---- Provided records
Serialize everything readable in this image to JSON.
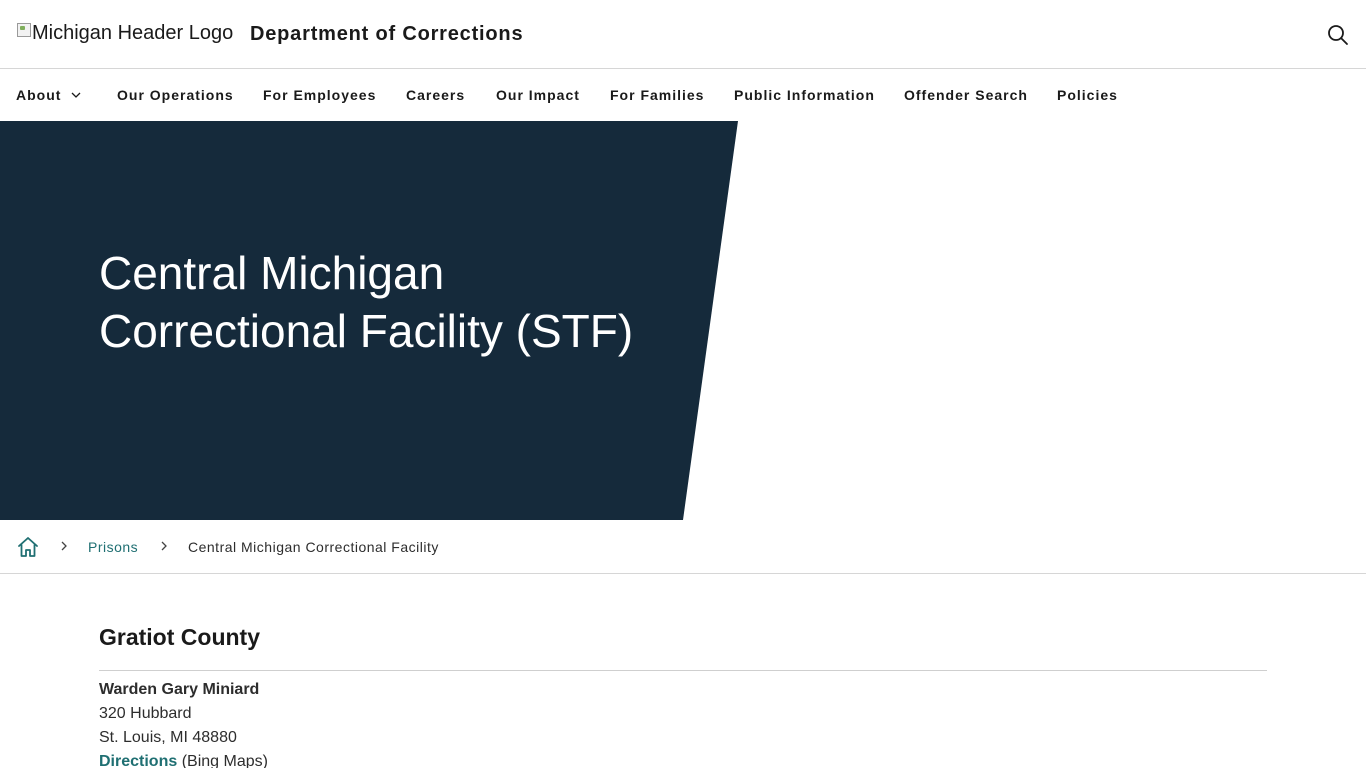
{
  "header": {
    "logo_alt": "Michigan Header Logo",
    "title": "Department of Corrections",
    "search_icon": "search-icon"
  },
  "nav": {
    "items": [
      {
        "label": "About",
        "has_dropdown": true
      },
      {
        "label": "Our Operations"
      },
      {
        "label": "For Employees"
      },
      {
        "label": "Careers"
      },
      {
        "label": "Our Impact"
      },
      {
        "label": "For Families"
      },
      {
        "label": "Public Information"
      },
      {
        "label": "Offender Search"
      },
      {
        "label": "Policies"
      }
    ]
  },
  "hero": {
    "title_line1": "Central Michigan",
    "title_line2": "Correctional Facility (STF)",
    "background_color": "#152a3b"
  },
  "breadcrumb": {
    "home_icon": "home-icon",
    "link": "Prisons",
    "current": "Central Michigan Correctional Facility"
  },
  "facility": {
    "county": "Gratiot County",
    "warden": "Warden Gary Miniard",
    "street": "320 Hubbard",
    "city_state_zip": "St. Louis, MI 48880",
    "directions_link": "Directions",
    "directions_note": "(Bing Maps)"
  },
  "colors": {
    "accent": "#1f6f72",
    "hero": "#152a3b"
  }
}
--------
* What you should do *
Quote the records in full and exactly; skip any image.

* Solution below *
Serialize everything readable in this image to JSON.
{
  "header": {
    "logo_alt": "Michigan Header Logo",
    "title": "Department of Corrections",
    "search_icon": "search-icon"
  },
  "nav": {
    "items": [
      {
        "label": "About",
        "has_dropdown": true
      },
      {
        "label": "Our Operations"
      },
      {
        "label": "For Employees"
      },
      {
        "label": "Careers"
      },
      {
        "label": "Our Impact"
      },
      {
        "label": "For Families"
      },
      {
        "label": "Public Information"
      },
      {
        "label": "Offender Search"
      },
      {
        "label": "Policies"
      }
    ]
  },
  "hero": {
    "title_line1": "Central Michigan",
    "title_line2": "Correctional Facility (STF)",
    "background_color": "#152a3b"
  },
  "breadcrumb": {
    "home_icon": "home-icon",
    "link": "Prisons",
    "current": "Central Michigan Correctional Facility"
  },
  "facility": {
    "county": "Gratiot County",
    "warden": "Warden Gary Miniard",
    "street": "320 Hubbard",
    "city_state_zip": "St. Louis, MI 48880",
    "directions_link": "Directions",
    "directions_note": "(Bing Maps)"
  },
  "colors": {
    "accent": "#1f6f72",
    "hero": "#152a3b"
  }
}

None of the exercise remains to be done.